Spektr-R's orbit allows it to get as far from Earth as possible in order to produce a long baseline for Very Long Baseline Interferometry (VLBI)
Spektr-R (or RadioAstron) is a Russian scientific satellite with a 10 m (33 ft) radio telescope on board. It was launched on 18 July 2011, by Zenit-3F launcher, from Baikonur Cosmodrome to perform research on the structure and dynamics of radio sources within and beyond our galaxy. Together with some of the largest ground-based radio telescopes, this telescope forms interferometric baselines extending up to 350,000 km (220,000 mi).
I've used it in an example in the (currently unanswered) question What is the largest antenna deployed in space?
Currently Spektr-R is in the news because of a technical issue, (as is and was recently Hubble) but this question is about the years of observational radioastronomy that has been done.
Question: What are Spectr-R's major contributions to radio astronomy that could not have been done from Earth?

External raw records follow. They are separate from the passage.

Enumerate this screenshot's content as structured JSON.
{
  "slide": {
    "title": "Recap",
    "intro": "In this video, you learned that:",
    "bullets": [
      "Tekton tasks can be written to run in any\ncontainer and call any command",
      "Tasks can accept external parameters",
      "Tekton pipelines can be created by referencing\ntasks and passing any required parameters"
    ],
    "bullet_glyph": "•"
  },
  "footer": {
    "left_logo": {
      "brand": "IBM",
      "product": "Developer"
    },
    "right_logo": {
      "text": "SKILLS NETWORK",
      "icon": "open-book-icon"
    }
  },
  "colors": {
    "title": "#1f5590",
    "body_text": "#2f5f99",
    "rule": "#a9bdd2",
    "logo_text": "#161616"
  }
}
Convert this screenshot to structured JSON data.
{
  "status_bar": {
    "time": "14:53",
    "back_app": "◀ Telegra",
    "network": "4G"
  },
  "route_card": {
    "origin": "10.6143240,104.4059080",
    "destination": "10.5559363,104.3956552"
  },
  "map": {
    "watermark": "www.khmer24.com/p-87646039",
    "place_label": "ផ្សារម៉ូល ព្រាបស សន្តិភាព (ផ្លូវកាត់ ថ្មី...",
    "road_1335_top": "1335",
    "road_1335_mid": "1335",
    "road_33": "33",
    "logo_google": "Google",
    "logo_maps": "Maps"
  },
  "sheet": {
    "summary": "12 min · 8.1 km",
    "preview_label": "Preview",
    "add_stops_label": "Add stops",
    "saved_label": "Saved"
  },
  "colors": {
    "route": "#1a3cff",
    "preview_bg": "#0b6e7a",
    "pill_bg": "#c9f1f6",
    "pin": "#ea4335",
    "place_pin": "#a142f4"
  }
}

The answer would not have to be as elaborate as @Hobbes' answer to What kind of ground-based radio astronomy is NASA's DSN used for? Who are the PIs?